Legally or morally, the doctor don’ have the right to keep the health conditions of the patient as a secret. Keeping the patient optimistic about the recovery when there is no chance is one way of cheating the patient. The patient has trusted the doctor and hence it is morally wrong to give him wrong information about his/her health condition. In short, according to utilitarian ethics, the autonomy of the patient should be given prominence over the professional ethics of the doctor. According to the principles of utilitarianism, cultural, intellectual and spiritual pleasures are of greater value than mere physical pleasure. When we give autonomy to the patients in determining their future, the patients can prepare themselves for accepting the death just like Britain’s famous reality show celebrity Joe Goody did. Joe Goody has celebrated even her death and she has earned lot of money for her kids by selling the outright claim for telecasting her last moments. In short, respecting the autonomy of the patients in taking decisions about their future will bring material benefits also to the patients and the relatives. We will write a custom essay sample on Code of Ethics Paper or any topic specifically for you Only $17.96 $11.86/pageorder now Kantian ethics also argues in favour of the autonomy of patients. Kant argued that we usually label a parson’s activity as good or evil based on our traditional beliefs and customs rather than bothering too much about how that activity is significant to that person. For example, it is quite possible that the relatives of a patient in critical condition may oppose the demand of the patient for mercy killing citing reasons related to religious beliefs. For example, religions believe that the life is the creation of God and only the God has the right to take it back. Since no science or technology has succeeded in developing artificial life yet, it is illogical to destroy a life. Moreover, religions taught the people that a person will never get salvation or eternal life once he/she commits suicide or deliberately finish his/her life with the help of others. All these traditions and beliefs will force the relatives of the patient to argue against mercy killing. However, Kant arg ued that such perceptions and beliefs are immoral and the only a person has the right to take decisions about his future based on his consciousness. Kant argued that family, society and the religion influence us very much in the formulation of our attitudes, thoughts, views etc and our moral education is mostly influenced by the norms prescribed by the family, society and the religion.
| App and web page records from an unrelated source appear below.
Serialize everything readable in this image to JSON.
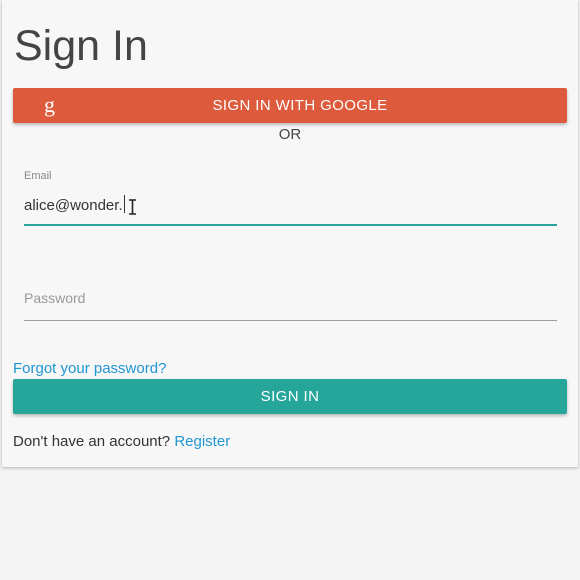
{
  "page": {
    "title": "Sign In"
  },
  "google_button": {
    "label": "SIGN IN WITH GOOGLE",
    "icon": "g",
    "color": "#dd5a3c"
  },
  "divider": {
    "text": "OR"
  },
  "email": {
    "label": "Email",
    "value": "alice@wonder."
  },
  "password": {
    "placeholder": "Password"
  },
  "forgot_link": {
    "text": "Forgot your password?"
  },
  "signin_button": {
    "label": "SIGN IN",
    "color": "#26a69a"
  },
  "register": {
    "prompt": "Don't have an account?",
    "link_text": "Register"
  },
  "colors": {
    "link": "#2196d3",
    "accent": "#26a69a"
  }
}
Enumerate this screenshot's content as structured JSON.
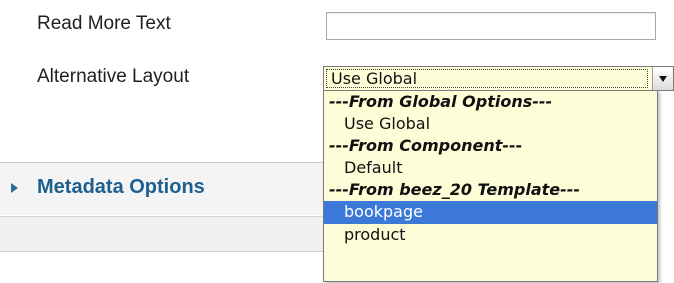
{
  "form": {
    "read_more_label": "Read More Text",
    "read_more_value": "",
    "alt_layout_label": "Alternative Layout",
    "alt_layout_selected": "Use Global"
  },
  "dropdown": {
    "rows": [
      {
        "type": "group",
        "label": "---From Global Options---"
      },
      {
        "type": "option",
        "label": "Use Global",
        "selected": false
      },
      {
        "type": "group",
        "label": "---From Component---"
      },
      {
        "type": "option",
        "label": "Default",
        "selected": false
      },
      {
        "type": "group",
        "label": "---From beez_20 Template---"
      },
      {
        "type": "option",
        "label": "bookpage",
        "selected": true
      },
      {
        "type": "option",
        "label": "product",
        "selected": false
      }
    ]
  },
  "panel": {
    "metadata_title": "Metadata Options"
  },
  "colors": {
    "select_bg": "#fdfdd8",
    "highlight": "#3c78d8",
    "panel_title": "#1e5f8f"
  },
  "icons": {
    "select_arrow": "chevron-down-icon",
    "panel_toggle": "triangle-right-icon"
  }
}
Thursday, December 19, 2019

Fahrenheit 451 And Red Scarf Girl - 1299 Words

Have you ever been a victim of bullying or belittled by your peers? Have you ever seen, read or experienced an over authoritative government? Have you seen at first hand what the communist resolution was doing to it’s people? Fahrenheit 451 and Red Scarf Girl illustrate how their government’s constrained the lives of everyday people. Fahrenheit 451 is an intricate fictional book written by Ray Bradbury. The stories narrative revolves around the journey of a Firemen named Guy Montag. In this futuristic book, the government outlawed books and have Firemen like Guy burn them for a living. Red scarf girl is a memoir about a young girl named Ji-li Jiang during China’s cultural resolution. During this time, Ji-li was humiliated, bullied and witnessed people very close to her heart, suffered horrible atrocities. Both book’s share a fascinating story, where socialist governments inflict such grief and lack of freedom upon the people. In some ways, I can infer similarities of both these phenomenal-books within certain aspects of my own life. As well as, to the current social and governmental trends of the world and most of all I can relate both books together! Primarily, Fahrenheit 451 and Red scarf girl can relate to some of my experiences. I also, identified with certain characteristics of my personality within both books. In particular, Clarisse McClellan, in Fahrenheit 451 was very easy to identify with. She is a very distinct character and her personality